Red Hen’s focus on diversity means the press’s structure is continually changing. “Our general list does include a lot of queer people, as well as a lot of Latinx poets and African diaspora and African-American poets and authors,” said Red Hen deputy director Tobi Harper. “Whenever we find that there isn’t quite enough of any kind of author in our general list, we start looking for more authors like that, or we start looking for a new imprint.”
Harper edits Quill, a Red Hen imprint that publishes a prose work by one queer author once per year and hosts a $1,000 writing prize to support these writers. Over the years, Red Hen has added a number of other imprints to focus on underrepresented communities. Editor Eloise Klein Healy founded Red Hen’s Arktoi Books imprint in 2006, publishing literary fiction and poetry by lesbian writers. The University of Notre Dame’s Institute for Latino Studies partnered with Red Hen to create the Letras Latinas imprint for Latinx poets. The imprint awards the $1,000 Letras Latinas/Red Hen Poetry Prize every other year and publishes a book by the winner.
“Without a publisher like Red Hen, poetry would languish,” said Erica Jong, one of a number of well-known authors—such as Chris Abani, Brian Doyle, and Percival Everett—who are published by Red Hen. “They publish books based on their quality rather than their financial potential,” she added. “You get to know the editors and marketing managers by name and your participation is valued.” (Red Hen published Jong’s book of poetry, The World Began with Yes, in April.)
For the past 16 years, Red Hen has carried its indie spirit into local schools, nurturing the next generation of literary talent in Los Angeles. The press launched its Writing in the Schools (WITS) program in 2003, connecting Red Hen authors to students in local grade schools, middle schools, and high schools. Since its beginning, the program has shared free creative writing workshops and literary anthologies with more than 4,000 low-income students in Los Angeles schools. Each year, around 250 students join these classroom workshops led by Red Hen authors. The students discuss a poem or short story in each class before writing their own work.
“No matter where you’re from or what your background is, we can find a poetic form from a community of people who look like you,” said Douglas Manuel, a Red Hen poet and WITS instructor, who calls this spirit of literary inclusivity “canon reformation.” “We are letting in so many new and different voices and approaches,” he added. “In my class, we’re writing Arabic Ghazals, Afghani Landays, and Japanese Zuihitsus.”
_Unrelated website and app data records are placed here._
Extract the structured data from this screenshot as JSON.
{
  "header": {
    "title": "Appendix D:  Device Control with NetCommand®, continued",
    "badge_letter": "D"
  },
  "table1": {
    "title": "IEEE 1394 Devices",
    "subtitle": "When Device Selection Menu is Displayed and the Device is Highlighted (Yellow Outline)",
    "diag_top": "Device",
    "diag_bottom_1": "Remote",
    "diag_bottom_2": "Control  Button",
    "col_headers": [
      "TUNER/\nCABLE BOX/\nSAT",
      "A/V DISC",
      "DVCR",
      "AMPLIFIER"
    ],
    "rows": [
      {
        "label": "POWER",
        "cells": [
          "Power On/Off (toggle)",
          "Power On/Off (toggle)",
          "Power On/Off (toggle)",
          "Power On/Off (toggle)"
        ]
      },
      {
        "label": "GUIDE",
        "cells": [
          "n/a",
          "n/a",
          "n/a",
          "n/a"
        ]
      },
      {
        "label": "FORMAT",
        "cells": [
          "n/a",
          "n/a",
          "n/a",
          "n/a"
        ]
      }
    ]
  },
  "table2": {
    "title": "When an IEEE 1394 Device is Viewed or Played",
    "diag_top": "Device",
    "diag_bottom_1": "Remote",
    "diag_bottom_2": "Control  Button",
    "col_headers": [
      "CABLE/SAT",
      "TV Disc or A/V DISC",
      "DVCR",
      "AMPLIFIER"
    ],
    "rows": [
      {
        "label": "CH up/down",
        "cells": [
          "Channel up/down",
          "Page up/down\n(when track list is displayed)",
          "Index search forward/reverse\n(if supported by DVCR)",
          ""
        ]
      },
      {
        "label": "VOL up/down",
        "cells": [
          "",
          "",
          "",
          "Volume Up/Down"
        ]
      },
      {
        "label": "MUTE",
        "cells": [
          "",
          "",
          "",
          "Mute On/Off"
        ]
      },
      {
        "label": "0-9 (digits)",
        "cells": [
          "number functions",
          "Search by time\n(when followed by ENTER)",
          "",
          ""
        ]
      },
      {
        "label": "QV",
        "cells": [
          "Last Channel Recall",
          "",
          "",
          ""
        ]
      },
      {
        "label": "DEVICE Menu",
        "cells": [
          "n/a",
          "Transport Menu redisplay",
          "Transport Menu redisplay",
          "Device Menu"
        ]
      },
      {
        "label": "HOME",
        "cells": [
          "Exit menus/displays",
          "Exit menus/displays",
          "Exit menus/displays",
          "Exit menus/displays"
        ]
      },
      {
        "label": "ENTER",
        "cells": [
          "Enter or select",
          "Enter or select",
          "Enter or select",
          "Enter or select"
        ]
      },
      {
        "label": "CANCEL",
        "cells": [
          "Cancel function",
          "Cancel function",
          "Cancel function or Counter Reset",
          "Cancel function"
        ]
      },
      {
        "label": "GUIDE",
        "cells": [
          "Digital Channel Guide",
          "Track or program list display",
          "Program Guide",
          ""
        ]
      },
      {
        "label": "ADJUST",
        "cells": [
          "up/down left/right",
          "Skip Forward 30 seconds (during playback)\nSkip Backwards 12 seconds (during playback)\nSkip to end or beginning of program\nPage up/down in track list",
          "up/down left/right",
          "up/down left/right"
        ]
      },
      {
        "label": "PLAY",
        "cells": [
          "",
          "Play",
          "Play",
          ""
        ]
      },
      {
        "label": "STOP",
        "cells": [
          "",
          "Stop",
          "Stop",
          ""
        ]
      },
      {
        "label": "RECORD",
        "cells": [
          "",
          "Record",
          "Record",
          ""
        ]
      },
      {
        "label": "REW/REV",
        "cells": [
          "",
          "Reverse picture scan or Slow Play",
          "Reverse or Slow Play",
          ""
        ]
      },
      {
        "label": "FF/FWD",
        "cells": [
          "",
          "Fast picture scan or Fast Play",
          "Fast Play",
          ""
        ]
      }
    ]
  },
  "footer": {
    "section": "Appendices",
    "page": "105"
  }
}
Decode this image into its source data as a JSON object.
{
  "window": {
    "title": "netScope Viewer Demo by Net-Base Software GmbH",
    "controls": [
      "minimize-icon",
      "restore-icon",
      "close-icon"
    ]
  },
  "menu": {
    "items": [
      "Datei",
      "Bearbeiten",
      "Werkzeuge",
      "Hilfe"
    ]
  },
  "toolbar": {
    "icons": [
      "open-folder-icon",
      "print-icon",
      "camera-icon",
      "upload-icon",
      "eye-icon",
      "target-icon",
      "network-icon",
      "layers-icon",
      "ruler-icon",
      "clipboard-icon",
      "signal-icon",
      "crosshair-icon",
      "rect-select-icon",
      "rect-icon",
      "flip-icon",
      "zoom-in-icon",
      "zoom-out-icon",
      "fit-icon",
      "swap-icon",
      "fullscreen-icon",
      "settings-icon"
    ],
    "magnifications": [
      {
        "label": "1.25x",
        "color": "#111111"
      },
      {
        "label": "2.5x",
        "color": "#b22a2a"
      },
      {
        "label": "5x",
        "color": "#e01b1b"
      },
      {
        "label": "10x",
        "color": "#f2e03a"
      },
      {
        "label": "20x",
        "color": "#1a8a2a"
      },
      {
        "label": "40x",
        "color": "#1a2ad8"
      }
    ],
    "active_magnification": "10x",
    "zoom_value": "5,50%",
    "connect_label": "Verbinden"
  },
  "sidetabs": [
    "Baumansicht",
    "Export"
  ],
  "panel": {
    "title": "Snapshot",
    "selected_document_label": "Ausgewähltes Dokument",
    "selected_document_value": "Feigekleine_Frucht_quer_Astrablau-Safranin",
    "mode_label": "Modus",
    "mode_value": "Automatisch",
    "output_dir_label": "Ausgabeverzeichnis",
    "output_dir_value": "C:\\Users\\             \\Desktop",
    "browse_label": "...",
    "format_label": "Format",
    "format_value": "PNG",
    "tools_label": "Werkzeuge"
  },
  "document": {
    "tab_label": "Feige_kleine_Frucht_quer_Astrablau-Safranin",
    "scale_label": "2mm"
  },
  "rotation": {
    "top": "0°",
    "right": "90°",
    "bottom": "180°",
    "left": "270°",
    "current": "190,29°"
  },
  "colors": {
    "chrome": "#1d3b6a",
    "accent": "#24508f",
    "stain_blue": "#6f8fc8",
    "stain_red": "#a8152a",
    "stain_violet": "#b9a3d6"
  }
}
The workshop climaxes when students get a bound anthology from Red Hen that collects their writing—a life-changing experience for many of them. According to a survey of students who participated in the workshops in the 2017–2018 school year, 95% left with an interest in writing poetry. “I think I’ll write poems when I’m having a bad day,” said one 10th-grade participant.
Red Hen gives students a free book for the class—one of two textbooks that the press developed specifically for WITS workshops: How to Free a Naked Man from a Rock (a literary anthology for high school students) and Did Pirates Rip Her Arms Off? (a literary anthology for younger readers). Deputy director Harper stressed that anthologies are another way Red Hen fulfills its inclusive mission, adding that the press has tapped poet Kazim Ali to edit an anthology of Muslim American voices for 2020.
“We do our best at all times to always be thinking about diversity—diversity not just of background or race but a diversity of story, of queerness, of bodies, and of personal life histories,” Harper said.
“For so long, we let the same types of people talk and the same types of people dictate the aesthetic decisions that we make,” Manuel said, describing the positive impact that Red Hen has had by publishing voices from diverse communities. “Things are definitely changing and getting better, but we’ve still got so much work to do.”